Eight of the countries investigated are classified as having low food security; Nigeria and Burkina Faso are classified as middle food security (Yu et al., 2010). All have unfavorable climates for agriculture, except for Uganda and Burundi, which also show the lowest amount of correlation between NDVI peak height and price increases (Table 2). It appears that price changes in these two countries are less affected by weather conditions. More than 70% of cereal needs are generally met through domestic production in Mali, Burkina Faso and Niger (Kelly et al., 2008). As a result, food prices tend to rise as a result of production short falls. We found that prices in these countries revealed very high correlation with peak height NDVI (Niger, Table 2) and amount of accumulated evapotranspiration at peak (Mali and Burkina Faso, Table 4).
Preliminary conclusion based on this analysis is that we can get a better understanding of where satellite data could aid in the prediction of local market prices. For example, prices may be driven by different factors in Uganda and Burundi than in Niger and Nigeria. If we combine our knowledge of the effect of large scale climate oscillations on the land surface phenology (Brown et al., 2010) with the links between price time series and land surface phenology, we may be able to get an understanding of where we could predict local prices. Satellite data may be most effective in predicting local prices in poorly integrated markets. Poorly integrated markets are often ‘thin’ markets that have too little supply during times of high demand, such as right before harvest, resulting in food shortages.

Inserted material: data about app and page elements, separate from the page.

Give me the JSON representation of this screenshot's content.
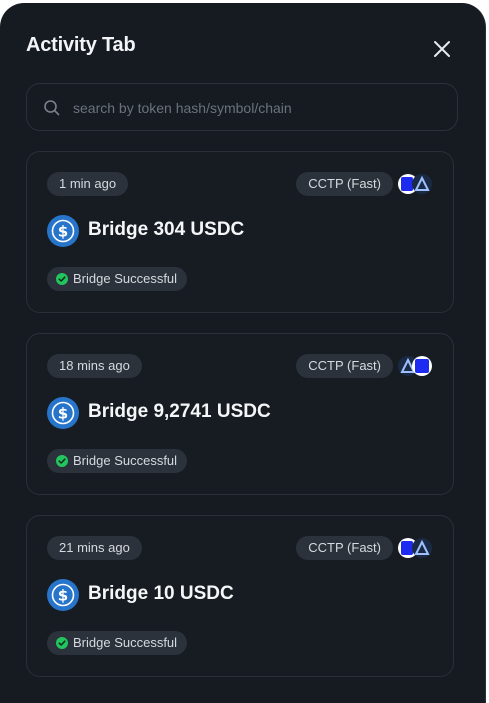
{
  "panel": {
    "title": "Activity Tab",
    "close_icon": "close-icon"
  },
  "search": {
    "placeholder": "search by token hash/symbol/chain",
    "value": "",
    "icon": "search-icon"
  },
  "activities": [
    {
      "time": "1 min ago",
      "protocol": "CCTP (Fast)",
      "title": "Bridge 304 USDC",
      "status": "Bridge Successful",
      "token_icon": "usdc-icon",
      "chains_icon": "chain-pair-icon"
    },
    {
      "time": "18 mins ago",
      "protocol": "CCTP (Fast)",
      "title": "Bridge 9,2741 USDC",
      "status": "Bridge Successful",
      "token_icon": "usdc-icon",
      "chains_icon": "chain-pair-icon"
    },
    {
      "time": "21 mins ago",
      "protocol": "CCTP (Fast)",
      "title": "Bridge 10 USDC",
      "status": "Bridge Successful",
      "token_icon": "usdc-icon",
      "chains_icon": "chain-pair-icon"
    }
  ],
  "colors": {
    "background": "#161b22",
    "card": "#171c23",
    "pill": "#2c323b",
    "success": "#22c55e",
    "usdc": "#2775ca"
  }
}
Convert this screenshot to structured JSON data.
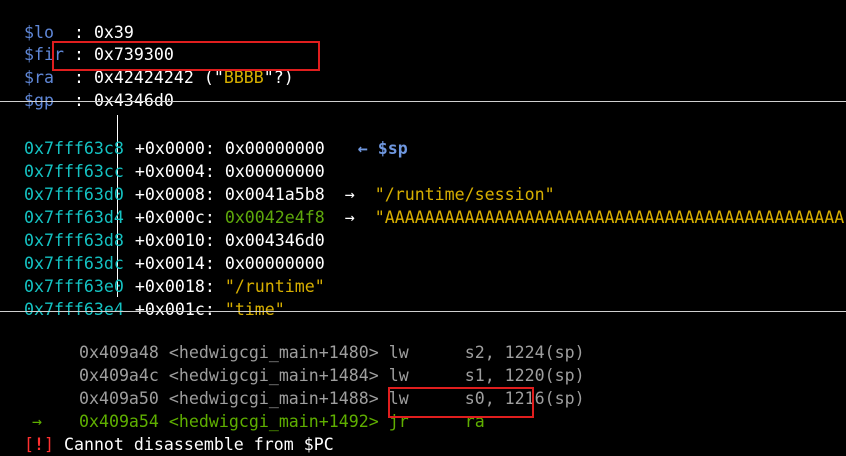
{
  "registers": [
    {
      "name": "$lo",
      "sep": "  : ",
      "value": "0x39"
    },
    {
      "name": "$fir",
      "sep": " : ",
      "value": "0x739300"
    },
    {
      "name": "$ra",
      "sep": "  : ",
      "value": "0x42424242",
      "deref_open": " (\"",
      "deref_str": "BBBB",
      "deref_close": "\"?)"
    },
    {
      "name": "$gp",
      "sep": "  : ",
      "value": "0x4346d0"
    }
  ],
  "stack": [
    {
      "addr": "0x7fff63c8",
      "offset": "+0x0000:",
      "value": "0x00000000",
      "arrow": "←",
      "note": "$sp"
    },
    {
      "addr": "0x7fff63cc",
      "offset": "+0x0004:",
      "value": "0x00000000"
    },
    {
      "addr": "0x7fff63d0",
      "offset": "+0x0008:",
      "value": "0x0041a5b8",
      "arrow": "→",
      "note": "\"/runtime/session\""
    },
    {
      "addr": "0x7fff63d4",
      "offset": "+0x000c:",
      "value": "0x0042e4f8",
      "arrow": "→",
      "note": "\"AAAAAAAAAAAAAAAAAAAAAAAAAAAAAAAAAAAAAAAAAAAAAA"
    },
    {
      "addr": "0x7fff63d8",
      "offset": "+0x0010:",
      "value": "0x004346d0"
    },
    {
      "addr": "0x7fff63dc",
      "offset": "+0x0014:",
      "value": "0x00000000"
    },
    {
      "addr": "0x7fff63e0",
      "offset": "+0x0018:",
      "value": "\"/runtime\""
    },
    {
      "addr": "0x7fff63e4",
      "offset": "+0x001c:",
      "value": "\"time\""
    }
  ],
  "disasm": [
    {
      "marker": "",
      "addr": "0x409a48",
      "sym": "<hedwigcgi_main+1480>",
      "mnem": "lw",
      "ops": "s2, 1224(sp)"
    },
    {
      "marker": "",
      "addr": "0x409a4c",
      "sym": "<hedwigcgi_main+1484>",
      "mnem": "lw",
      "ops": "s1, 1220(sp)"
    },
    {
      "marker": "",
      "addr": "0x409a50",
      "sym": "<hedwigcgi_main+1488>",
      "mnem": "lw",
      "ops": "s0, 1216(sp)"
    },
    {
      "marker": "→",
      "addr": "0x409a54",
      "sym": "<hedwigcgi_main+1492>",
      "mnem": "jr",
      "ops": "ra"
    }
  ],
  "error": {
    "tag_open": "[",
    "tag_mark": "!",
    "tag_close": "]",
    "message": " Cannot disassemble from $PC"
  },
  "colors": {
    "background": "#000000",
    "register_name": "#5f87d7",
    "address": "#14c2c2",
    "string": "#d7af00",
    "current_instruction": "#5faf00",
    "past_instruction": "#9e9e9e",
    "error": "#ff3030",
    "highlight_box": "#e01e1e"
  }
}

Seasonal price changes may reflect changes in production; in good years infrastructure and trade contraints reduce the ability of traders to move excess grain out of the area, and in poor years food is not moved into the area.